Exercise prompt:
Restate word for word the span that opens with the line containing "Transcribe this image's" and closes with the final line of the data; give only those lines.
───── Data listing
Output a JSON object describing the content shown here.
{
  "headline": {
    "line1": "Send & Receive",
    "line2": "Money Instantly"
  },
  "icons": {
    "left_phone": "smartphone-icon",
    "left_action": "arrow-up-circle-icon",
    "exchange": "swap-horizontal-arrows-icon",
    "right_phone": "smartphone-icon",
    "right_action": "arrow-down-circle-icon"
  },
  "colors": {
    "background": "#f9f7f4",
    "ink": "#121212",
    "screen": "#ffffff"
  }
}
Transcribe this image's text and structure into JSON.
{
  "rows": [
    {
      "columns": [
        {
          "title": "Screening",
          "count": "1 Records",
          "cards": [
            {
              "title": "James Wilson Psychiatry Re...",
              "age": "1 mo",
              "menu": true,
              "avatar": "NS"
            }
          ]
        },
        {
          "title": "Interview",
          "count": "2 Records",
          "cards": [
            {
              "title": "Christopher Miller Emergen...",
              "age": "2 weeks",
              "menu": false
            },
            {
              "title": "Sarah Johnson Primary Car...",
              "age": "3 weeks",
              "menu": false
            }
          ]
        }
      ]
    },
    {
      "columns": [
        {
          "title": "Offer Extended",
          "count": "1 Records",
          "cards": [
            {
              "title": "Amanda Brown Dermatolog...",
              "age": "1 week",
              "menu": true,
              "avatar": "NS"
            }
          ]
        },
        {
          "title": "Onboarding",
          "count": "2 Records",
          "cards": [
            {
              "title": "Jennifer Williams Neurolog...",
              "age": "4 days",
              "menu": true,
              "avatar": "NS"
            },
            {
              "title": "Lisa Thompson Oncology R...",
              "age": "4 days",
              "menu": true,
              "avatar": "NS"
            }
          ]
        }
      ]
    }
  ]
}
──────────
Output for this task:
Transcribe this image's text and structure into JSON.
{
  "rows": [
    {
      "columns": [
        {
          "title": "Screening",
          "count": "1 Records",
          "cards": [
            {
              "title": "James Wilson Psychiatry Re...",
              "age": "1 mo",
              "menu": true,
              "avatar": "NS"
            }
          ]
        },
        {
          "title": "Interview",
          "count": "2 Records",
          "cards": [
            {
              "title": "Christopher Miller Emergen...",
              "age": "2 weeks",
              "menu": false
            },
            {
              "title": "Sarah Johnson Primary Car...",
              "age": "3 weeks",
              "menu": false
            }
          ]
        }
      ]
    },
    {
      "columns": [
        {
          "title": "Offer Extended",
          "count": "1 Records",
          "cards": [
            {
              "title": "Amanda Brown Dermatolog...",
              "age": "1 week",
              "menu": true,
              "avatar": "NS"
            }
          ]
        },
        {
          "title": "Onboarding",
          "count": "2 Records",
          "cards": [
            {
              "title": "Jennifer Williams Neurolog...",
              "age": "4 days",
              "menu": true,
              "avatar": "NS"
            },
            {
              "title": "Lisa Thompson Oncology R...",
              "age": "4 days",
              "menu": true,
              "avatar": "NS"
            }
          ]
        }
      ]
    }
  ]
}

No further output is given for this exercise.